§ TO DO: Using the records that follow, tally the lines containing the word "JSON" and state only the count.

(Stored entries)

________________________

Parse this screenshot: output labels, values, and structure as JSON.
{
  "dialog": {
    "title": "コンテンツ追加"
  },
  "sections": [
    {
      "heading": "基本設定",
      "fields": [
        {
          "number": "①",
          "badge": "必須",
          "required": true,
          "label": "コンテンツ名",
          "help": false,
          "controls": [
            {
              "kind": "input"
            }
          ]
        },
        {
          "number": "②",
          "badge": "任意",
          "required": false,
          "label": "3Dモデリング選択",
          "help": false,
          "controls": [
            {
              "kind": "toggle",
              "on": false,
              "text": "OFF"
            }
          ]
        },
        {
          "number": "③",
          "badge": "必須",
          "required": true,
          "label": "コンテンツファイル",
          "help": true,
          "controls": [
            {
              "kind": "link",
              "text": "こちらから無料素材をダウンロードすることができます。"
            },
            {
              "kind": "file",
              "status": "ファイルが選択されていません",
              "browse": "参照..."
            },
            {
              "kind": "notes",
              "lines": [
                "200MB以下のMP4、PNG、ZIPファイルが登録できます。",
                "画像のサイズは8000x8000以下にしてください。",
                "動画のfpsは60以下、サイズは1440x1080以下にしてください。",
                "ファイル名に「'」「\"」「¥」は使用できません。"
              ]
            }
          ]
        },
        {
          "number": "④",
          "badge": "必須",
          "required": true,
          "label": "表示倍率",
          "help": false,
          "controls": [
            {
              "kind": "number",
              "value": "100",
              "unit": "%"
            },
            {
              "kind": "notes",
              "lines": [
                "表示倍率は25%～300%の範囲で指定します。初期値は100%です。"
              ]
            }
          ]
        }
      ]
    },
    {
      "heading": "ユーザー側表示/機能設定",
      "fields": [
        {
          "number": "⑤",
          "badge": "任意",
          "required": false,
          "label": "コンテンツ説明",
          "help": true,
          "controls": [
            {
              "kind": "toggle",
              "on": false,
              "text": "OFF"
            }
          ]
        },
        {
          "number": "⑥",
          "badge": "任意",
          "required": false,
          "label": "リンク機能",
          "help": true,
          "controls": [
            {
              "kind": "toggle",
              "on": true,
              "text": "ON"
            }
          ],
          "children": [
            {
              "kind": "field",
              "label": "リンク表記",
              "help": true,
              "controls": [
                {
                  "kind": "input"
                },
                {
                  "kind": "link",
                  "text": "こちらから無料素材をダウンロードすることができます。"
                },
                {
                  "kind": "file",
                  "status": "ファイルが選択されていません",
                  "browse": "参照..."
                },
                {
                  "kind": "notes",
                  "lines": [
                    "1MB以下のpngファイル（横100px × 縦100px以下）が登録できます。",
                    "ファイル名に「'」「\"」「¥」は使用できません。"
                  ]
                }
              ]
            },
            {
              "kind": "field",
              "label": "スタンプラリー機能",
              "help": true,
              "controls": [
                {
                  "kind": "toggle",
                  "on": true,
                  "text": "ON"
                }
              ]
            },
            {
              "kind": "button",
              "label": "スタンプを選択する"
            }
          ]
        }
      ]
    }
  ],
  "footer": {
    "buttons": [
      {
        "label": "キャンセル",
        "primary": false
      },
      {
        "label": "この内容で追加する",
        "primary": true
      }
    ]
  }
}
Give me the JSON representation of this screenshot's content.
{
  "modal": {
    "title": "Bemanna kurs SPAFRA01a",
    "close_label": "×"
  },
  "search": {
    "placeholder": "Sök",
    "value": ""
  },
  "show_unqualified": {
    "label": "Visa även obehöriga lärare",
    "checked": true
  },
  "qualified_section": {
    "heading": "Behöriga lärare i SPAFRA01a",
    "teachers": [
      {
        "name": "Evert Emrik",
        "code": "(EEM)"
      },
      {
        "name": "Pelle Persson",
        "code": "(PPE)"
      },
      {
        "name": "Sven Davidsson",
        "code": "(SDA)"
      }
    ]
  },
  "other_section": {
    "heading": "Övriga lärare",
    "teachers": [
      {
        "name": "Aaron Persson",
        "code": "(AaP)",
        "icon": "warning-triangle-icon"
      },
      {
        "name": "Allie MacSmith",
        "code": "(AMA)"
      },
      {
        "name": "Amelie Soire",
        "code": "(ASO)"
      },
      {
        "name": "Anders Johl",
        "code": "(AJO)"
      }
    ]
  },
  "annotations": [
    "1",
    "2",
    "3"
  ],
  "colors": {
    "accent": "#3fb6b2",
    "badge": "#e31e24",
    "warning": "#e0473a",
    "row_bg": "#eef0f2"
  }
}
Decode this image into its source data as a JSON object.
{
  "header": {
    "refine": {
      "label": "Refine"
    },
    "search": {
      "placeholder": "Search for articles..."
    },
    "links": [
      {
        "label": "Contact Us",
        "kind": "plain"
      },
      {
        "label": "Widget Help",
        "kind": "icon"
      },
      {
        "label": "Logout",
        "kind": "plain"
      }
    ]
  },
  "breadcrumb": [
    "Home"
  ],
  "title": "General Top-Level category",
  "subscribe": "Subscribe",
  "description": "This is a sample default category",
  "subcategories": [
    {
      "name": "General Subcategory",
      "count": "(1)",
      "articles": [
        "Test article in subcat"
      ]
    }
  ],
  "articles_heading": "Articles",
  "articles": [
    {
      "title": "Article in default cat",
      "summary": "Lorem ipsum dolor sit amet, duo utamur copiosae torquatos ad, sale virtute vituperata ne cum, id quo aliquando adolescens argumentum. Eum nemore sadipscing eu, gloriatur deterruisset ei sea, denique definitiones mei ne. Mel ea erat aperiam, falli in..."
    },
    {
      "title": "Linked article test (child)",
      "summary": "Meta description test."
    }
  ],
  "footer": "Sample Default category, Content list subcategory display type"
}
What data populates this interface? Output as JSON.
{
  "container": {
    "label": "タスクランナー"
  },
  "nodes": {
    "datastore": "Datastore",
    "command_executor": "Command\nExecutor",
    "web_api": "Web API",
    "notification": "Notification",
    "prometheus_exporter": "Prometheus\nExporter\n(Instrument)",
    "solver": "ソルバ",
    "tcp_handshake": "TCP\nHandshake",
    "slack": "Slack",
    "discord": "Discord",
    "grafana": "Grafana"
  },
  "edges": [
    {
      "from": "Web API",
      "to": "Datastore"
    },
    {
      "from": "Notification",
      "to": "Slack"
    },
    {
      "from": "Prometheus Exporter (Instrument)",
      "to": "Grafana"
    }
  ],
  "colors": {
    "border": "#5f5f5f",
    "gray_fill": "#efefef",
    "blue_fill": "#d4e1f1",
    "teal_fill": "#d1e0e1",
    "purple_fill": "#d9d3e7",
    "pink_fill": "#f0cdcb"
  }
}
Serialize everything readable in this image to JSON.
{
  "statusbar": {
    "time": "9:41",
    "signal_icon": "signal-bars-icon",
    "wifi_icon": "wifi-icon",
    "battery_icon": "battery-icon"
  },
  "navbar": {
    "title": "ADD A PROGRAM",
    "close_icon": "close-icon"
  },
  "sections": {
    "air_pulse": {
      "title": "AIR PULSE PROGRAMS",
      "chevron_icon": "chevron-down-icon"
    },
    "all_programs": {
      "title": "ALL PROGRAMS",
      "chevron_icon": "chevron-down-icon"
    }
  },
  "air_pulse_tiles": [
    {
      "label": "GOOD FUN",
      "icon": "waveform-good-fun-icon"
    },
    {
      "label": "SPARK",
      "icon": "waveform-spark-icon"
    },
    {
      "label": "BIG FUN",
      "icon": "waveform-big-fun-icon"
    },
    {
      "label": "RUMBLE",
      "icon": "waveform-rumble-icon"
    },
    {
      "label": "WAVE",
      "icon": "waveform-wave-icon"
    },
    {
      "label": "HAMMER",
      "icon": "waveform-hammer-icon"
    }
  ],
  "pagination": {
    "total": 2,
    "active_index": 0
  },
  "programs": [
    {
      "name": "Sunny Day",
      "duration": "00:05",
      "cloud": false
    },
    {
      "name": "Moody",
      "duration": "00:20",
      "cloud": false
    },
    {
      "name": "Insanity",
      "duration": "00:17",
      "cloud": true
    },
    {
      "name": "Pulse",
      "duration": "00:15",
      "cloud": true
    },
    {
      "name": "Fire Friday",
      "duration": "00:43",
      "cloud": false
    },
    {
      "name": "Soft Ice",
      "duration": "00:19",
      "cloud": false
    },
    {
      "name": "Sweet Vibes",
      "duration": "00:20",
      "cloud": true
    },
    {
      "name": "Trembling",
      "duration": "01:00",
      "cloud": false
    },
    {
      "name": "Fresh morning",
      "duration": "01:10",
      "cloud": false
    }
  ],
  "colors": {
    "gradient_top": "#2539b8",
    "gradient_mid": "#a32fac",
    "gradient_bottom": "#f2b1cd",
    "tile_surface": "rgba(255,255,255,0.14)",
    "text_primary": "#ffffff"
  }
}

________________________

§ YOUR SOLUTION: 5